Imaging spectrometers can provide imagery and spectrum information of objects and form so-called three-dimensional
spectral imagery, two spatial and one spectral dimension. Most of imaging spectrometers use conventional spectroscopic
elements or systems, such as reflective diffraction gratings, prisms, filters, spatial modulated interferometers, and so on.
Here a special imaging spectrometer which is based on a novel cemented Prism-Grating-Prism (PGP) is reported. Its
spectroscopic element PGP consists of two prisms and a holographic transmission volume grating, which is cemented
between these prisms. The two prisms mainly function as beam deviation, the grating as a disperser. In addition to the
high light efficiency of the volume gratings that is required for high spectral resolution, the cementing difficulty when
surface relief gratings are used can be avoided due to its voluminal characteristic. The PGP imaging spectrometer has
advantages of direct vision, dispersion uniform, compactness, low cost, and facility to be used. The principle, structure,
and optimized design of the PGP imaging spectrometer are given in detail. Its front collimation optics and rear focusing
lenses are same so as to reduce its cost further. The spectral coverage, resolution, and track length of the designed system
are respectively visible light from 400nm to 800nm, 1.6nm/pixel, and 85mm. From its performance evaluation, it is

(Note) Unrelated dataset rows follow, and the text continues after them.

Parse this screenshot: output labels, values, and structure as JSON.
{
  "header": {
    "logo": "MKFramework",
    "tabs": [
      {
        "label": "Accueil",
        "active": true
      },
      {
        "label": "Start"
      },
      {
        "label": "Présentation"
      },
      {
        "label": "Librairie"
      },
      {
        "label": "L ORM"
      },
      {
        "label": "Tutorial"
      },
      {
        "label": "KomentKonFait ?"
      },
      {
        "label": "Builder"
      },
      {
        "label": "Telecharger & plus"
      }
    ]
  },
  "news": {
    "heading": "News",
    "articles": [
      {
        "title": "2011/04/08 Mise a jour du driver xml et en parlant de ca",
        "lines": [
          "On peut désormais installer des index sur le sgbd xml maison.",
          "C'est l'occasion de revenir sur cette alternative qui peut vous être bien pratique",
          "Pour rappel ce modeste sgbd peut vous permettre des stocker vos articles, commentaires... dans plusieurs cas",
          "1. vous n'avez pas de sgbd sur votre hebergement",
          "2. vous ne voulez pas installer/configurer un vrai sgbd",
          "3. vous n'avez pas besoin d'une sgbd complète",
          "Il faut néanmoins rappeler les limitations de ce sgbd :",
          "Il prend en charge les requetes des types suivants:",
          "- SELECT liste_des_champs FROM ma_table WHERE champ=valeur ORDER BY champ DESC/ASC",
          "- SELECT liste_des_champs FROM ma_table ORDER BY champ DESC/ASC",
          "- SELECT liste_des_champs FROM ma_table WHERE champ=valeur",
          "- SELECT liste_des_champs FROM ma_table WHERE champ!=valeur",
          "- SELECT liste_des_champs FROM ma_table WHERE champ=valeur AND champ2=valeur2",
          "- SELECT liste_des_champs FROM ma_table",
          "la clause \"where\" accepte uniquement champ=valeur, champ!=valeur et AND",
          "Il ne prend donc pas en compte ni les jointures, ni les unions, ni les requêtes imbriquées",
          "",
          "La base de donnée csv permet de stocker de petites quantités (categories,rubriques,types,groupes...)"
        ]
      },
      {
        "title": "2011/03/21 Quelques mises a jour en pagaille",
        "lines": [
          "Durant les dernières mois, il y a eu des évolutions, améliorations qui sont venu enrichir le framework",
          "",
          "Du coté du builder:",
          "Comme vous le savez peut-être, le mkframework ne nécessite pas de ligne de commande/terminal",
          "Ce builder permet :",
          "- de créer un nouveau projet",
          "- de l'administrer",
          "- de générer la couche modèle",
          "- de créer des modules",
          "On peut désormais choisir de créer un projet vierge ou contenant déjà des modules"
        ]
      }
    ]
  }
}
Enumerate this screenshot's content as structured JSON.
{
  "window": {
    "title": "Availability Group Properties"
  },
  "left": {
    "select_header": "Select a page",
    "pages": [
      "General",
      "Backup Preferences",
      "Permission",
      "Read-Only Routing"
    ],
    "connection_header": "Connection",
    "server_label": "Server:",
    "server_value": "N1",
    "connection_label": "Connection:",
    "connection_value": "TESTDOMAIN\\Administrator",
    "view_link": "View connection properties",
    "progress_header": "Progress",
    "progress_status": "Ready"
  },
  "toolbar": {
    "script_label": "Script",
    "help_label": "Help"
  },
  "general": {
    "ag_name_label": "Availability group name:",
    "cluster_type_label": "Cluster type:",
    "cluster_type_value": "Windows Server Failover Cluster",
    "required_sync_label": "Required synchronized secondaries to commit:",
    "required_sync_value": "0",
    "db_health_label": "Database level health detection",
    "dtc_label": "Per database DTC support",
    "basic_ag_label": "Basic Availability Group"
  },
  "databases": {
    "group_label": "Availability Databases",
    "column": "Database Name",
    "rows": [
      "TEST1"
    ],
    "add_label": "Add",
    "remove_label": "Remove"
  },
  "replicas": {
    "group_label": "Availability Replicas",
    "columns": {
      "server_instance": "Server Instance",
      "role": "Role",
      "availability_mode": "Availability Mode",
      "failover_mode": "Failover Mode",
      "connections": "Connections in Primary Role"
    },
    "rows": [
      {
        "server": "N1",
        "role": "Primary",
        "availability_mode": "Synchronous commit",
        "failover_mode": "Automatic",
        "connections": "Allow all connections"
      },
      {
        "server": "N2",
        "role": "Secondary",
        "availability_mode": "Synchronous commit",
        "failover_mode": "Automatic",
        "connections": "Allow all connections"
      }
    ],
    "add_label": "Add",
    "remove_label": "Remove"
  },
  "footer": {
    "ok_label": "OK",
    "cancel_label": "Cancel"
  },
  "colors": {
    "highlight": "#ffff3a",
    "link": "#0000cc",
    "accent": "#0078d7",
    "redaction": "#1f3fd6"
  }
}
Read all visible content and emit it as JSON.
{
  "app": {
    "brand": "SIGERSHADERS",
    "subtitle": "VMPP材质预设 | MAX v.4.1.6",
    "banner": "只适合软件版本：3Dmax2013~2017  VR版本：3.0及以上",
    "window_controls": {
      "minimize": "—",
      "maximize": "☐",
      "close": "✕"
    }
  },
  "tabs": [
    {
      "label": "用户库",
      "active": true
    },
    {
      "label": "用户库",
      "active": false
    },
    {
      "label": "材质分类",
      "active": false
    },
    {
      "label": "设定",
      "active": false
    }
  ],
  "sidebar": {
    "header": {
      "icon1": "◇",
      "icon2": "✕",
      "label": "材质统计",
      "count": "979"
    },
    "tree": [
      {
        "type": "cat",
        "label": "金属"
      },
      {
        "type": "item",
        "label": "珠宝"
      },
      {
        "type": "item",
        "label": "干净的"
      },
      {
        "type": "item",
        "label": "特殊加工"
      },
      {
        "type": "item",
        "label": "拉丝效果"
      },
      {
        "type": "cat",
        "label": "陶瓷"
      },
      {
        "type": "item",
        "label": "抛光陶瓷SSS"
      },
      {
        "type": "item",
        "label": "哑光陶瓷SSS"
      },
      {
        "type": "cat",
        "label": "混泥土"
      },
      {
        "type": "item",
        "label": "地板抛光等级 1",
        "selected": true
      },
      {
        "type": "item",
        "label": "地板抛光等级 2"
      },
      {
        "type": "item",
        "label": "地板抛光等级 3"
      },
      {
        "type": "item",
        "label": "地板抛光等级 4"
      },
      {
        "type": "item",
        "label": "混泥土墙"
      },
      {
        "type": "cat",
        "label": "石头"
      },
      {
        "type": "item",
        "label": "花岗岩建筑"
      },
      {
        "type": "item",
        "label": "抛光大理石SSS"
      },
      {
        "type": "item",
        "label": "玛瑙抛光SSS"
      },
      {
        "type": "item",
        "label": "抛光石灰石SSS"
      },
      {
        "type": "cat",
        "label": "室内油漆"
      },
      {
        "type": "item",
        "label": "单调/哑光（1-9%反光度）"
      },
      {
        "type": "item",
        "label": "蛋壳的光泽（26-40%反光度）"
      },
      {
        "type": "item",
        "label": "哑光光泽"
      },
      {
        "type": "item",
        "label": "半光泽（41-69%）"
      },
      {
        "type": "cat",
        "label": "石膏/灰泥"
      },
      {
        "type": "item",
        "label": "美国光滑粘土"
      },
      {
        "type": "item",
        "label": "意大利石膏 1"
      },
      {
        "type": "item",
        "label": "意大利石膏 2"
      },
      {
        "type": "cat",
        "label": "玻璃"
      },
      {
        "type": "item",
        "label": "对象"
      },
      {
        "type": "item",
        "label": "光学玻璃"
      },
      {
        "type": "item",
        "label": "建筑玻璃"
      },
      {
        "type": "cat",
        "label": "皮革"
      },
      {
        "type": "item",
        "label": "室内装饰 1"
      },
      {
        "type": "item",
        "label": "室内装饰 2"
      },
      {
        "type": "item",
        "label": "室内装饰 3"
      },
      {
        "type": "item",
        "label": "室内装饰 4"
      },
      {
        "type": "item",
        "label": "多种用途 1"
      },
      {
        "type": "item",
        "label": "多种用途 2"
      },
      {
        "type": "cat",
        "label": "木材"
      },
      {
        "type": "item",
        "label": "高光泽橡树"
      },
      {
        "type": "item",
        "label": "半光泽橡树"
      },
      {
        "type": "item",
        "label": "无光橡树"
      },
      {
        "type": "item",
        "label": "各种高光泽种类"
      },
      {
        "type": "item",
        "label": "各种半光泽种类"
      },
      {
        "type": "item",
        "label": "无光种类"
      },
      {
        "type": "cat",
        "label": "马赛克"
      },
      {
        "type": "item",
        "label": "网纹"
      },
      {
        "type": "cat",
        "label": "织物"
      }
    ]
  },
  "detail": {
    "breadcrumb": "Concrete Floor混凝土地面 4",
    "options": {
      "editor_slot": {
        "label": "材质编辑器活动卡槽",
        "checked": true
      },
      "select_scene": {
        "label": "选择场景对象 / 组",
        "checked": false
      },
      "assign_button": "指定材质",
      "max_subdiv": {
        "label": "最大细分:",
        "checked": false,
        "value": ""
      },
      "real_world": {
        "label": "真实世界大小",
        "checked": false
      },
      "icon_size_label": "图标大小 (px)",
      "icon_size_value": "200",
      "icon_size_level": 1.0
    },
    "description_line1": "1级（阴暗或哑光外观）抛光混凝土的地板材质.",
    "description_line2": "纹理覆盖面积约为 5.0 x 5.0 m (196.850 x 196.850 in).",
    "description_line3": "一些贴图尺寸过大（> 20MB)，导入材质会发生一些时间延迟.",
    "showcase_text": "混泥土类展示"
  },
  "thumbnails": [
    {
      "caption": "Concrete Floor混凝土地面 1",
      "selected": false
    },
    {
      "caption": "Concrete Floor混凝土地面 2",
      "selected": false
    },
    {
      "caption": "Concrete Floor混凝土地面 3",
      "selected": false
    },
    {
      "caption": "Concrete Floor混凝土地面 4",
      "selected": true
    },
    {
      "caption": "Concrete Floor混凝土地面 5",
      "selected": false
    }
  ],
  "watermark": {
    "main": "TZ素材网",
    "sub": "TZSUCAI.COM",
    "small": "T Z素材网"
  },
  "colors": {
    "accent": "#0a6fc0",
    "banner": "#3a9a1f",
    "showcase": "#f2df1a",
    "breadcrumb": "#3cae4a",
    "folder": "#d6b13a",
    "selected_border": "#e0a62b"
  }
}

shown that the PGP imaging spectrometer has the potentiality to be used in microscopic hyperspectral imagers and
hyperspectral imaging remote sensors.